By Richard Yerema and Kristina Leung, Mediacorp Canada Inc. staff editors (Jan 30, 2018)
Here are some of the reasons why Communications Security Establishment / CSE was selected as one of National Capital Region's Top Employers (2018):
- Communications Security Establishment helps employees plan securely for the future with contributions to a defined benefit pension plan and health benefits that extend to retirees (with no age limit) -- the organization also offers retirement planning assistance and phased-in work options
- Along with 3 weeks of starting vacation allowance, Communications Security Establishment encourages employees to achieve better work-life balance with a variety of flexible working arrangements and up to 8 paid personal days, which can be scheduled as needed
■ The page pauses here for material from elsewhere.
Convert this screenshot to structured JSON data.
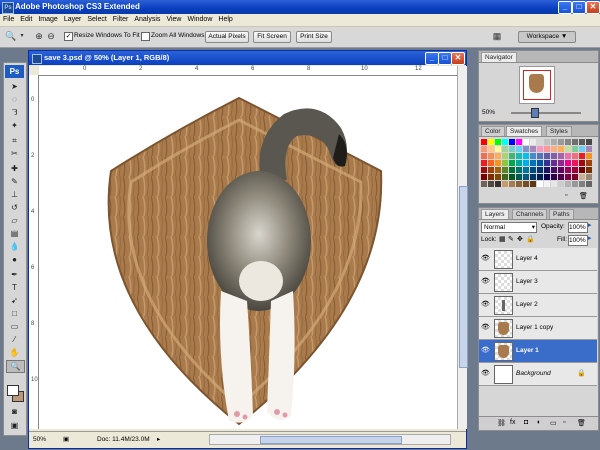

- Employees working at Communications Security Establishment's head office can take advantage of a variety of onsite amenities, including a quiet room for meditation and religious observance, an onsite cafeteria (with healthy and special diet menus), and free access to a fitness facility which features a basketball court and numerous instructor-led classes such as yoga, kickboxing and belly dancing
At CSE, protecting Canadian society is never dull
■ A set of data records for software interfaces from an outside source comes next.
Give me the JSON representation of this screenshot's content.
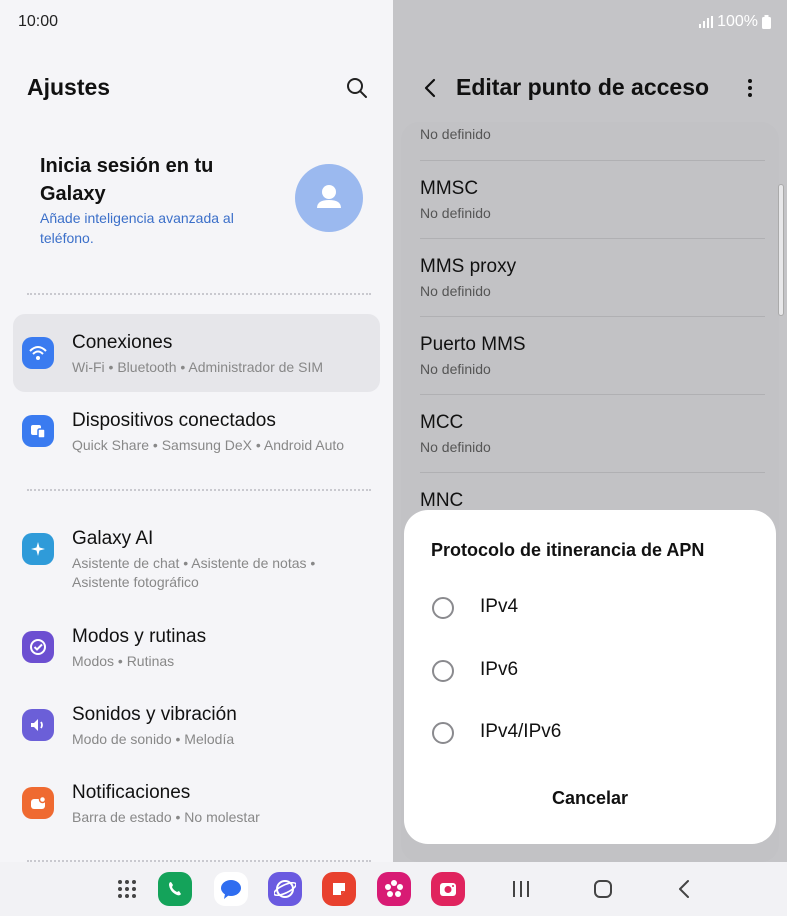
{
  "status_bar": {
    "time": "10:00",
    "battery": "100%"
  },
  "left": {
    "title": "Ajustes",
    "profile": {
      "title": "Inicia sesión en tu Galaxy",
      "subtitle": "Añade inteligencia avanzada al teléfono."
    },
    "items": [
      {
        "title": "Conexiones",
        "sub": "Wi-Fi  •  Bluetooth  •  Administrador de SIM",
        "icon": "wifi-icon",
        "color": "#3a7bf0"
      },
      {
        "title": "Dispositivos conectados",
        "sub": "Quick Share  •  Samsung DeX  •  Android Auto",
        "icon": "devices-icon",
        "color": "#3a7bf0"
      },
      {
        "title": "Galaxy AI",
        "sub": "Asistente de chat  •  Asistente de notas  •  Asistente fotográfico",
        "icon": "sparkle-icon",
        "color": "#2f9bd9"
      },
      {
        "title": "Modos y rutinas",
        "sub": "Modos  •  Rutinas",
        "icon": "check-circle-icon",
        "color": "#6c4fd1"
      },
      {
        "title": "Sonidos y vibración",
        "sub": "Modo de sonido  •  Melodía",
        "icon": "speaker-icon",
        "color": "#6b5fd8"
      },
      {
        "title": "Notificaciones",
        "sub": "Barra de estado  •  No molestar",
        "icon": "bell-icon",
        "color": "#ef6a31"
      }
    ]
  },
  "right": {
    "title": "Editar punto de acceso",
    "fields": [
      {
        "label": "",
        "value": "No definido"
      },
      {
        "label": "MMSC",
        "value": "No definido"
      },
      {
        "label": "MMS proxy",
        "value": "No definido"
      },
      {
        "label": "Puerto MMS",
        "value": "No definido"
      },
      {
        "label": "MCC",
        "value": "No definido"
      },
      {
        "label": "MNC",
        "value": ""
      }
    ]
  },
  "dialog": {
    "title": "Protocolo de itinerancia de APN",
    "options": [
      "IPv4",
      "IPv6",
      "IPv4/IPv6"
    ],
    "cancel": "Cancelar"
  },
  "dock": {
    "apps": [
      {
        "name": "phone-app",
        "color": "#14a35a"
      },
      {
        "name": "messages-app",
        "color": "#2f6df0"
      },
      {
        "name": "internet-app",
        "color": "#6a5ae0"
      },
      {
        "name": "notes-app",
        "color": "#e8412e"
      },
      {
        "name": "gallery-app",
        "color": "#d81b74"
      },
      {
        "name": "camera-app",
        "color": "#e0245e"
      }
    ]
  }
}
Carole Pierlot first heard of the Communications Security Establishment (CSE) as an undergraduate studying computer science at the University of New Brunswick.
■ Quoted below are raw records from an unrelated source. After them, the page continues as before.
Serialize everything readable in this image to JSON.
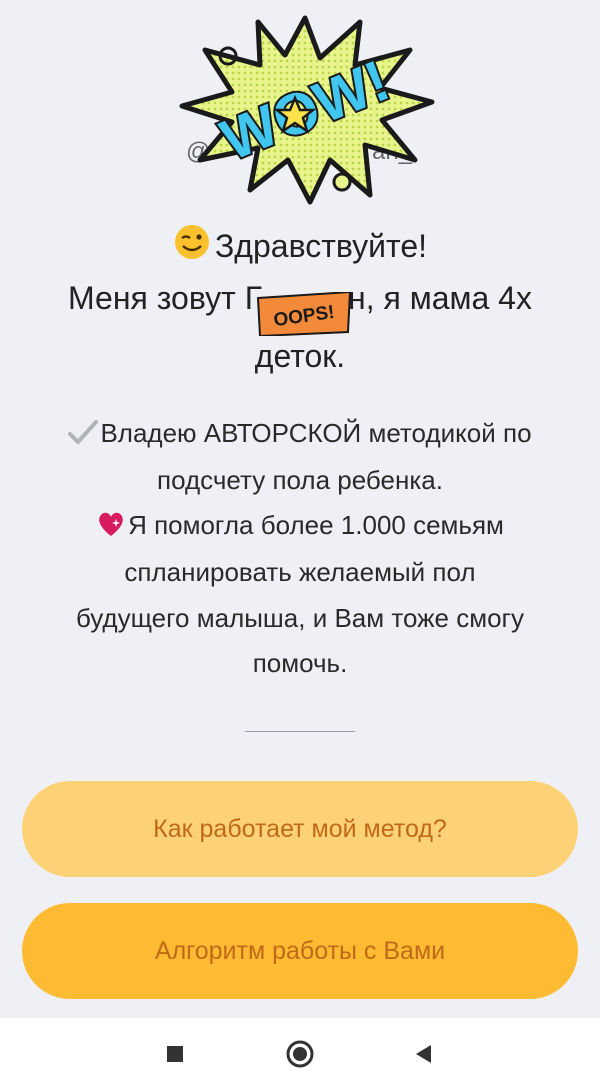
{
  "profile": {
    "handle_start": "@",
    "handle_end": "an_"
  },
  "greeting": {
    "line1": "Здравствуйте!",
    "line2_a": "Меня зовут Г",
    "line2_b": "н, я мама 4х",
    "line3": "деток."
  },
  "sticker": {
    "wow": "WOW!",
    "oops": "OOPS!"
  },
  "about": {
    "line1": "Владею АВТОРСКОЙ методикой по",
    "line2": "подсчету пола ребенка.",
    "line3": "Я помогла более 1.000 семьям",
    "line4": "спланировать желаемый пол",
    "line5": "будущего малыша, и Вам тоже смогу",
    "line6": "помочь."
  },
  "buttons": {
    "method": "Как работает мой метод?",
    "algorithm": "Алгоритм работы с Вами"
  },
  "colors": {
    "button1_bg": "#fdd277",
    "button2_bg": "#fdbb33",
    "button_text": "#c06a17",
    "background": "#eef0f5"
  },
  "icons": {
    "wink": "winking-face-icon",
    "check": "check-mark-icon",
    "heart": "sparkling-heart-icon",
    "nav_recent": "square-icon",
    "nav_home": "circle-icon",
    "nav_back": "triangle-back-icon"
  }
}
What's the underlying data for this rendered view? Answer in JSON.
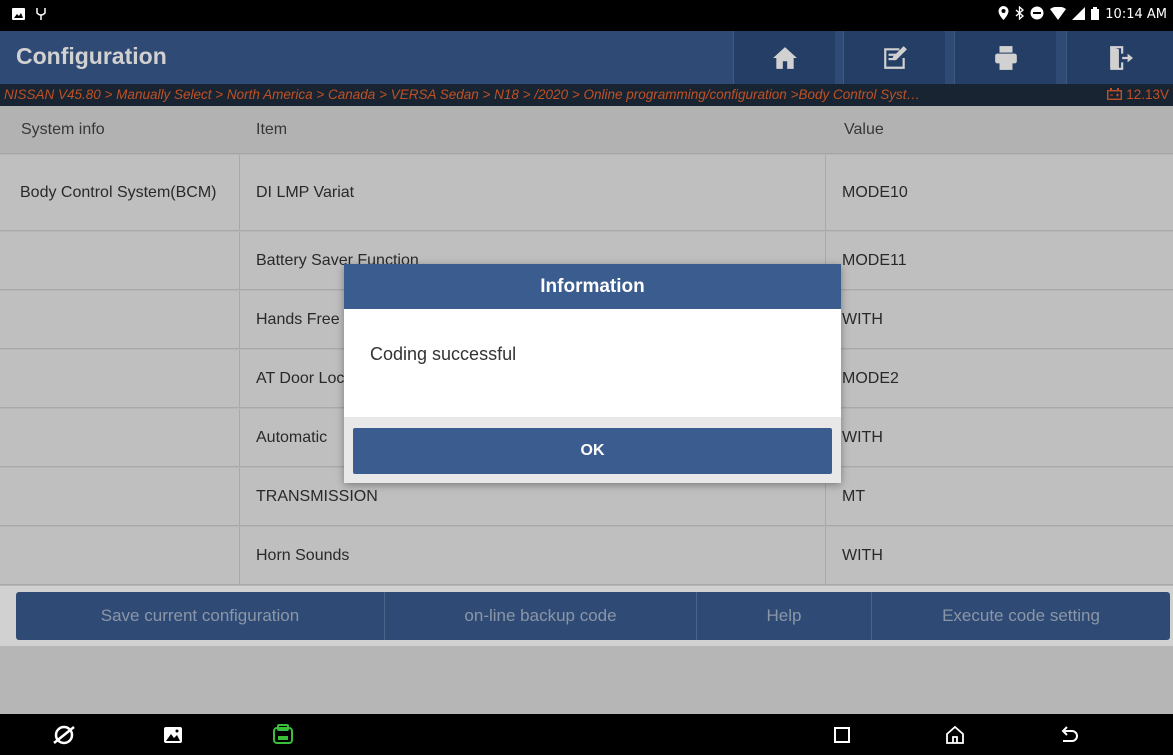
{
  "status_bar": {
    "time": "10:14 AM",
    "left_icons": [
      "image-notification-icon",
      "usb-debug-icon"
    ],
    "right_icons": [
      "location-icon",
      "bluetooth-icon",
      "dnd-icon",
      "wifi-icon",
      "signal-icon",
      "battery-icon"
    ]
  },
  "header": {
    "title": "Configuration",
    "buttons": [
      "home-icon",
      "edit-icon",
      "print-icon",
      "exit-icon"
    ]
  },
  "breadcrumb": {
    "path": "NISSAN V45.80 > Manually Select > North America > Canada > VERSA Sedan > N18 > /2020 > Online programming/configuration  >Body Control Syst…",
    "voltage": "12.13V"
  },
  "table": {
    "headers": [
      "System info",
      "Item",
      "Value"
    ],
    "rows": [
      {
        "system": "Body Control System(BCM)",
        "item": "DI LMP Variat",
        "value": "MODE10"
      },
      {
        "system": "",
        "item": "Battery Saver Function",
        "value": "MODE11"
      },
      {
        "system": "",
        "item": "Hands Free",
        "value": "WITH"
      },
      {
        "system": "",
        "item": "AT Door Lock",
        "value": "MODE2"
      },
      {
        "system": "",
        "item": "Automatic",
        "value": "WITH"
      },
      {
        "system": "",
        "item": "TRANSMISSION",
        "value": "MT"
      },
      {
        "system": "",
        "item": "Horn Sounds",
        "value": "WITH"
      }
    ]
  },
  "actions": {
    "save": "Save current configuration",
    "backup": "on-line backup code",
    "help": "Help",
    "execute": "Execute code setting"
  },
  "dialog": {
    "title": "Information",
    "message": "Coding successful",
    "ok": "OK"
  },
  "colors": {
    "primary": "#3a5c8f",
    "breadcrumb_text": "#e8632c",
    "vci_green": "#3bbf3b"
  }
}
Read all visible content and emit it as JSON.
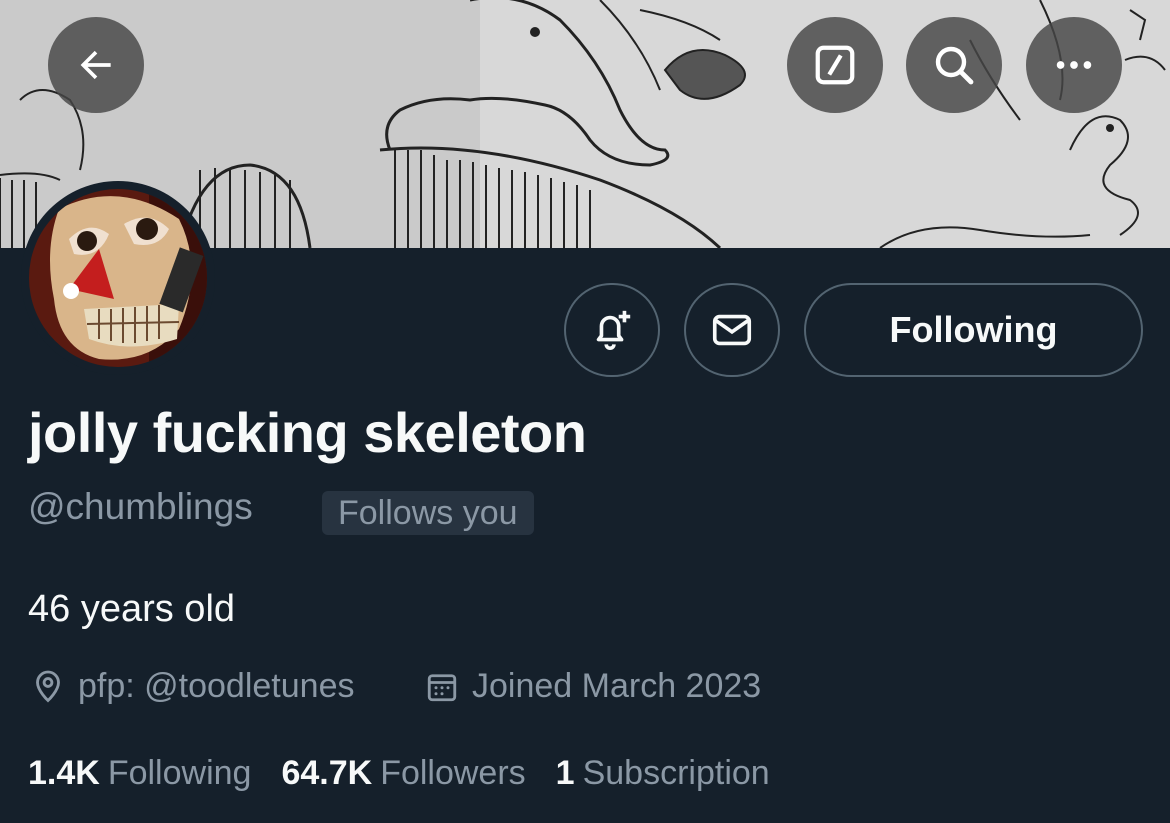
{
  "profile": {
    "display_name": "jolly fucking skeleton",
    "handle": "@chumblings",
    "follows_you": "Follows you",
    "bio": "46 years old",
    "location": "pfp: @toodletunes",
    "joined": "Joined March 2023",
    "following_btn": "Following"
  },
  "stats": [
    {
      "num": "1.4K",
      "label": "Following"
    },
    {
      "num": "64.7K",
      "label": "Followers"
    },
    {
      "num": "1",
      "label": "Subscription"
    }
  ],
  "icons": {
    "back": "arrow-left-icon",
    "compose": "compose-icon",
    "search": "search-icon",
    "more": "more-icon",
    "notify": "bell-plus-icon",
    "message": "envelope-icon",
    "location": "location-pin-icon",
    "calendar": "calendar-icon"
  },
  "colors": {
    "background": "#15202b",
    "secondary_text": "#8b98a5",
    "border": "#536471"
  }
}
Intrigued by the prospect of working in signals intelligence and hearing high praise of the work environment, Pierlot landed a co-op placement with CSE in 2003. "My two sisters had moved to Ottawa," she says, "so I lived with one of them for the term."
By the time she graduated in 2006, she'd completed three more work terms with the organization. She'd also met another co-op student who eventually became her husband. Together, they moved to Ottawa and went to work full-time for CSE.
Supported by about 80 to 100 co-op students in each of the fall, winter, and summer sessions, CSE's approximate 2,300 full-time employees apply their technological resources and expertise to gathering information through the global information infrastructure in order to generate intelligence related to terrorism and other threats to Canadian society.
As Canada's national cryptologic agency, CSE employs code-makers and code-breakers to provide foreign signals intelligence to the Canadian government and is also responsible for protecting government computer networks and networks of importance. Furthermore, it provides advice, guidance, and services to other government departments to help protect information of importance to Canada. The agency also provides technical and operational assistance to federal law enforcement and security agencies.
Starting as a programmer, Pierlot saw a wealth of opportunity at CSE to advance. Through formal and informal networking, she pursued a series of assignments, most recently as Executive Assistant and Business Analyst with the Director General of Cyber-Defence.
"This is an interesting, demanding, and leading-edge organization," says Shelly Bruce, CSE's Deputy Chief for Signals Intelligence. "Mathematicians, engineers, linguists, computer scientists and cryptanalysts all working together to solve complex problems."
After more than 10 years with CSE, Pierlot often represents the organization as a recruiter at job fairs and university events. "I love talking about CSE," she says. "For anyone in engineering or computer science, this is the place to be. You're not just keeping up, you're also trying to think ahead."
Like Pierlot, Bruce has never lost her enthusiasm for CSE. Joining the organization in 1989 after obtaining her master's degree in Slavic Studies from the University of Toronto, Bruce was immediately impressed by the skill, commitment and dedication of its staff.
"What we do really matters," she says. "I can honestly say that, after 28 years here, I've never had a dull day."